harder," he says. He befriended Tyson and, on one memorable day,
sparred with him. That session was cut short when the coach saw
how hard they were going at each other.
Tyson became the more famous fighter, and although Holyfield
became wealthy from bouts against George Foreman and Bowe, among
others--earning more than $100 million--he always yearned to
prove himself against the man he considered the best. "When Mike
went away, I lost my desire," he said after the bout, referring
to Tyson's three years in jail. "After that, nobody really got
me up to fight." With Tyson back, the desire was rekindled.
But what of Tyson? He is proving to be increasingly mysterious.
There's still the fierce persona that he trots out from time to
time. He'll show selected interviewers--Roseanne, for
instance--his Nevada house, with its statues of Genghis Khan and

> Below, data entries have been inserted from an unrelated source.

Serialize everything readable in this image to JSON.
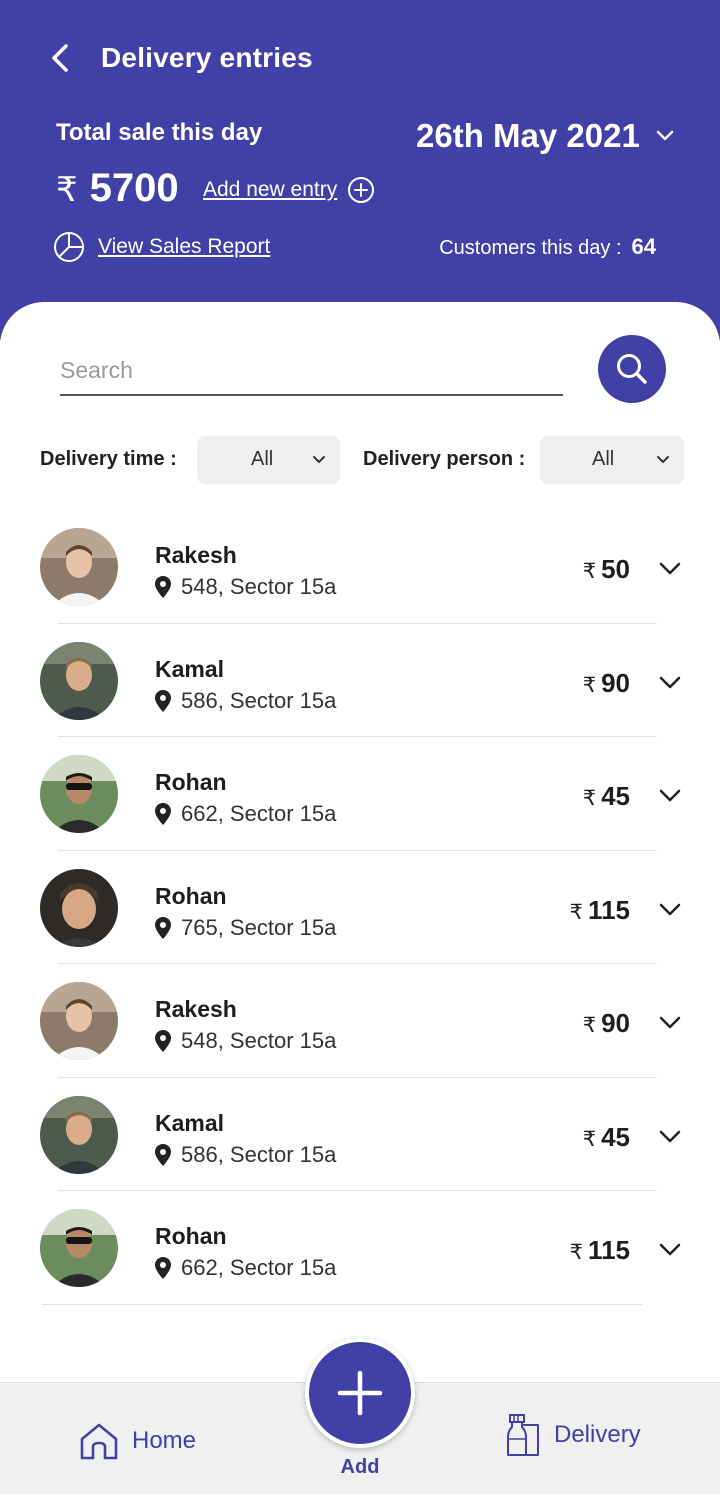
{
  "header": {
    "title": "Delivery entries",
    "sale_label": "Total sale this day",
    "date": "26th May 2021",
    "currency_symbol": "₹",
    "total": "5700",
    "add_entry": "Add new entry",
    "report_link": "View Sales Report",
    "customers_label": "Customers this day :",
    "customers_count": "64"
  },
  "search": {
    "placeholder": "Search"
  },
  "filters": {
    "delivery_time_label": "Delivery time :",
    "delivery_time_value": "All",
    "delivery_person_label": "Delivery person :",
    "delivery_person_value": "All"
  },
  "entries": [
    {
      "name": "Rakesh",
      "address": "548, Sector 15a",
      "amount": "50"
    },
    {
      "name": "Kamal",
      "address": "586, Sector 15a",
      "amount": "90"
    },
    {
      "name": "Rohan",
      "address": "662, Sector 15a",
      "amount": "45"
    },
    {
      "name": "Rohan",
      "address": "765, Sector 15a",
      "amount": "115"
    },
    {
      "name": "Rakesh",
      "address": "548, Sector 15a",
      "amount": "90"
    },
    {
      "name": "Kamal",
      "address": "586, Sector 15a",
      "amount": "45"
    },
    {
      "name": "Rohan",
      "address": "662, Sector 15a",
      "amount": "115"
    }
  ],
  "nav": {
    "home": "Home",
    "add": "Add",
    "delivery": "Delivery"
  },
  "colors": {
    "brand": "#4040a6",
    "nav_bg": "#f0f0f0",
    "filter_bg": "#efefef"
  }
}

Hannibal, and for the sake of news footage he'll roughhouse with
his pet white tiger, Kenya, who weighs more than 200 pounds. But

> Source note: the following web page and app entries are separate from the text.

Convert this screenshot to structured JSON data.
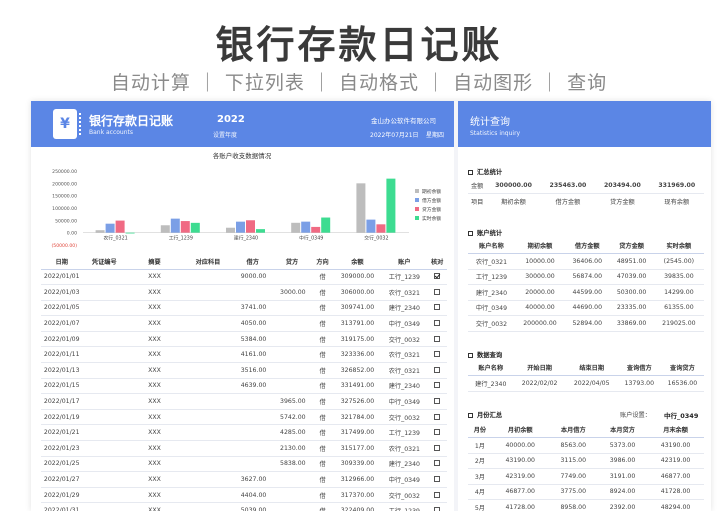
{
  "hero": {
    "title": "银行存款日记账",
    "subtitle": "自动计算 ｜ 下拉列表 ｜ 自动格式 ｜ 自动图形 ｜ 查询"
  },
  "left_header": {
    "icon": "¥",
    "title": "银行存款日记账",
    "subtitle_en": "Bank accounts",
    "year": "2022",
    "year_label": "设置年度",
    "company": "金山办公软件有限公司",
    "date": "2022年07月21日",
    "weekday": "星期四"
  },
  "right_header": {
    "title": "统计查询",
    "subtitle_en": "Statistics  inquiry"
  },
  "chart_data": {
    "type": "bar",
    "title": "各账户收支数据情况",
    "categories": [
      "农行_0321",
      "工行_1239",
      "建行_2340",
      "中行_0349",
      "交行_0032"
    ],
    "series": [
      {
        "name": "期初余额",
        "color": "#bdbdbd",
        "values": [
          10000,
          30000,
          20000,
          40000,
          200000
        ]
      },
      {
        "name": "借方金额",
        "color": "#7b9fe6",
        "values": [
          36406,
          56874,
          44599,
          44690,
          52894
        ]
      },
      {
        "name": "贷方金额",
        "color": "#f06a83",
        "values": [
          48951,
          47039,
          50300,
          23335,
          33869
        ]
      },
      {
        "name": "实时余额",
        "color": "#3ddc91",
        "values": [
          -2545,
          39835,
          14299,
          61355,
          219025
        ]
      }
    ],
    "yticks": [
      "250000.00",
      "200000.00",
      "150000.00",
      "100000.00",
      "50000.00",
      "0.00",
      "(50000.00)"
    ],
    "ylim": [
      -50000,
      250000
    ],
    "legend": "right"
  },
  "journal": {
    "columns": [
      "日期",
      "凭证编号",
      "摘要",
      "对应科目",
      "借方",
      "贷方",
      "方向",
      "余额",
      "账户",
      "核对"
    ],
    "rows": [
      {
        "date": "2022/01/01",
        "voucher": "",
        "desc": "XXX",
        "subject": "",
        "debit": "9000.00",
        "credit": "",
        "dir": "借",
        "balance": "309000.00",
        "account": "工行_1239",
        "check": "checked"
      },
      {
        "date": "2022/01/03",
        "voucher": "",
        "desc": "XXX",
        "subject": "",
        "debit": "",
        "credit": "3000.00",
        "dir": "借",
        "balance": "306000.00",
        "account": "农行_0321",
        "check": ""
      },
      {
        "date": "2022/01/05",
        "voucher": "",
        "desc": "XXX",
        "subject": "",
        "debit": "3741.00",
        "credit": "",
        "dir": "借",
        "balance": "309741.00",
        "account": "建行_2340",
        "check": ""
      },
      {
        "date": "2022/01/07",
        "voucher": "",
        "desc": "XXX",
        "subject": "",
        "debit": "4050.00",
        "credit": "",
        "dir": "借",
        "balance": "313791.00",
        "account": "中行_0349",
        "check": ""
      },
      {
        "date": "2022/01/09",
        "voucher": "",
        "desc": "XXX",
        "subject": "",
        "debit": "5384.00",
        "credit": "",
        "dir": "借",
        "balance": "319175.00",
        "account": "交行_0032",
        "check": ""
      },
      {
        "date": "2022/01/11",
        "voucher": "",
        "desc": "XXX",
        "subject": "",
        "debit": "4161.00",
        "credit": "",
        "dir": "借",
        "balance": "323336.00",
        "account": "农行_0321",
        "check": ""
      },
      {
        "date": "2022/01/13",
        "voucher": "",
        "desc": "XXX",
        "subject": "",
        "debit": "3516.00",
        "credit": "",
        "dir": "借",
        "balance": "326852.00",
        "account": "农行_0321",
        "check": ""
      },
      {
        "date": "2022/01/15",
        "voucher": "",
        "desc": "XXX",
        "subject": "",
        "debit": "4639.00",
        "credit": "",
        "dir": "借",
        "balance": "331491.00",
        "account": "建行_2340",
        "check": ""
      },
      {
        "date": "2022/01/17",
        "voucher": "",
        "desc": "XXX",
        "subject": "",
        "debit": "",
        "credit": "3965.00",
        "dir": "借",
        "balance": "327526.00",
        "account": "中行_0349",
        "check": ""
      },
      {
        "date": "2022/01/19",
        "voucher": "",
        "desc": "XXX",
        "subject": "",
        "debit": "",
        "credit": "5742.00",
        "dir": "借",
        "balance": "321784.00",
        "account": "交行_0032",
        "check": ""
      },
      {
        "date": "2022/01/21",
        "voucher": "",
        "desc": "XXX",
        "subject": "",
        "debit": "",
        "credit": "4285.00",
        "dir": "借",
        "balance": "317499.00",
        "account": "工行_1239",
        "check": ""
      },
      {
        "date": "2022/01/23",
        "voucher": "",
        "desc": "XXX",
        "subject": "",
        "debit": "",
        "credit": "2130.00",
        "dir": "借",
        "balance": "315177.00",
        "account": "农行_0321",
        "check": ""
      },
      {
        "date": "2022/01/25",
        "voucher": "",
        "desc": "XXX",
        "subject": "",
        "debit": "",
        "credit": "5838.00",
        "dir": "借",
        "balance": "309339.00",
        "account": "建行_2340",
        "check": ""
      },
      {
        "date": "2022/01/27",
        "voucher": "",
        "desc": "XXX",
        "subject": "",
        "debit": "3627.00",
        "credit": "",
        "dir": "借",
        "balance": "312966.00",
        "account": "中行_0349",
        "check": ""
      },
      {
        "date": "2022/01/29",
        "voucher": "",
        "desc": "XXX",
        "subject": "",
        "debit": "4404.00",
        "credit": "",
        "dir": "借",
        "balance": "317370.00",
        "account": "交行_0032",
        "check": ""
      },
      {
        "date": "2022/01/31",
        "voucher": "",
        "desc": "XXX",
        "subject": "",
        "debit": "5039.00",
        "credit": "",
        "dir": "借",
        "balance": "322409.00",
        "account": "工行_1239",
        "check": ""
      }
    ]
  },
  "summary": {
    "section": "汇总统计",
    "label_amount": "金额",
    "label_item": "项目",
    "values": [
      {
        "value": "300000.00",
        "label": "期初余额",
        "style": "bold"
      },
      {
        "value": "235463.00",
        "label": "借方金额",
        "style": "blue"
      },
      {
        "value": "203494.00",
        "label": "贷方金额",
        "style": "red"
      },
      {
        "value": "331969.00",
        "label": "现有余额",
        "style": "green"
      }
    ]
  },
  "accounts": {
    "section": "账户统计",
    "columns": [
      "账户名称",
      "期初余额",
      "借方金额",
      "贷方金额",
      "实时余额"
    ],
    "rows": [
      [
        "农行_0321",
        "10000.00",
        "36406.00",
        "48951.00",
        "(2545.00)"
      ],
      [
        "工行_1239",
        "30000.00",
        "56874.00",
        "47039.00",
        "39835.00"
      ],
      [
        "建行_2340",
        "20000.00",
        "44599.00",
        "50300.00",
        "14299.00"
      ],
      [
        "中行_0349",
        "40000.00",
        "44690.00",
        "23335.00",
        "61355.00"
      ],
      [
        "交行_0032",
        "200000.00",
        "52894.00",
        "33869.00",
        "219025.00"
      ]
    ]
  },
  "query": {
    "section": "数据查询",
    "columns": [
      "账户名称",
      "开始日期",
      "结束日期",
      "查询借方",
      "查询贷方"
    ],
    "row": [
      "建行_2340",
      "2022/02/02",
      "2022/04/05",
      "13793.00",
      "16536.00"
    ]
  },
  "monthly": {
    "section": "月份汇总",
    "account_label": "账户设置：",
    "account_value": "中行_0349",
    "columns": [
      "月份",
      "月初余额",
      "本月借方",
      "本月贷方",
      "月末余额"
    ],
    "rows": [
      [
        "1月",
        "40000.00",
        "8563.00",
        "5373.00",
        "43190.00"
      ],
      [
        "2月",
        "43190.00",
        "3115.00",
        "3986.00",
        "42319.00"
      ],
      [
        "3月",
        "42319.00",
        "7749.00",
        "3191.00",
        "46877.00"
      ],
      [
        "4月",
        "46877.00",
        "3775.00",
        "8924.00",
        "41728.00"
      ],
      [
        "5月",
        "41728.00",
        "8958.00",
        "2392.00",
        "48294.00"
      ]
    ]
  }
}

another side to him is growing dominant. In a wide-ranging
discussion with boxing writers in Las Vegas four days before the
fight against Holyfield, Tyson was relaxed, more pragmatic than
pathological, almost suburban.
He can change diapers in a pinch, he said, but otherwise he
isn't sure what kind of father he can be to three daughters,
including one with his girlfriend, Monica Turner, a graduate of
Georgetown University's medical school. "I know I've got to tell
them what I did was bad," he said, "but I'm not looking forward
to looking like an ass in front of my kids." He is becoming the
kind of citizen who boasts that he is the first generation of
his family not on welfare. Yet as a paroled felon, he can't vote
or escape his past. He can't make sense of that past, either.
"I'd like to think I was the way I was because of financial
reasons," said Tyson, "and I'd like to think it was because of
environmental reasons, but I don't really believe that."
He is clearly at odds with himself. Sitting in promoter Don
King's house in Vegas, with Mozart piano music playing in the
background, he didn't seem like much of a monster. He was just a
guy who was stretched a little thin. His pride in his
achievements couldn't quite crowd out the disappointments of his
past. He said his life is over; from now on it's just a matter
of providing for his children. He seemed tired. "All I know is
that Saturday I'll pick up $30 million," he said, "then Monday
I'll sign up for another $30 million."
It was a joyless approach. "I'm just here to render my
services," he said. That was before Saturday, when his life got
a little less joyful.
Well, someday he will surely sign up for another $30 million,
perhaps in a rematch with Holyfield, who earned $11 million on
Saturday and stands to make more by fighting Tyson again than by
taking on any other opponent. But after losing the fight, Tyson,
his forehead bruised purple, suddenly seemed a pitiful sight,
almost as frightening in his new mortality as he had been in his
invincibility. Turned out he wasn't monstrous at all--just
another working stiff, just a guy who might not like his job so
much anymore. Asked if he would come back from this defeat, he
spread his hands and said he had to. "I make so much money to
fight," he said, "how can I not come back?"
It seemed like a question he had already asked himself, not
liking the answer then, either.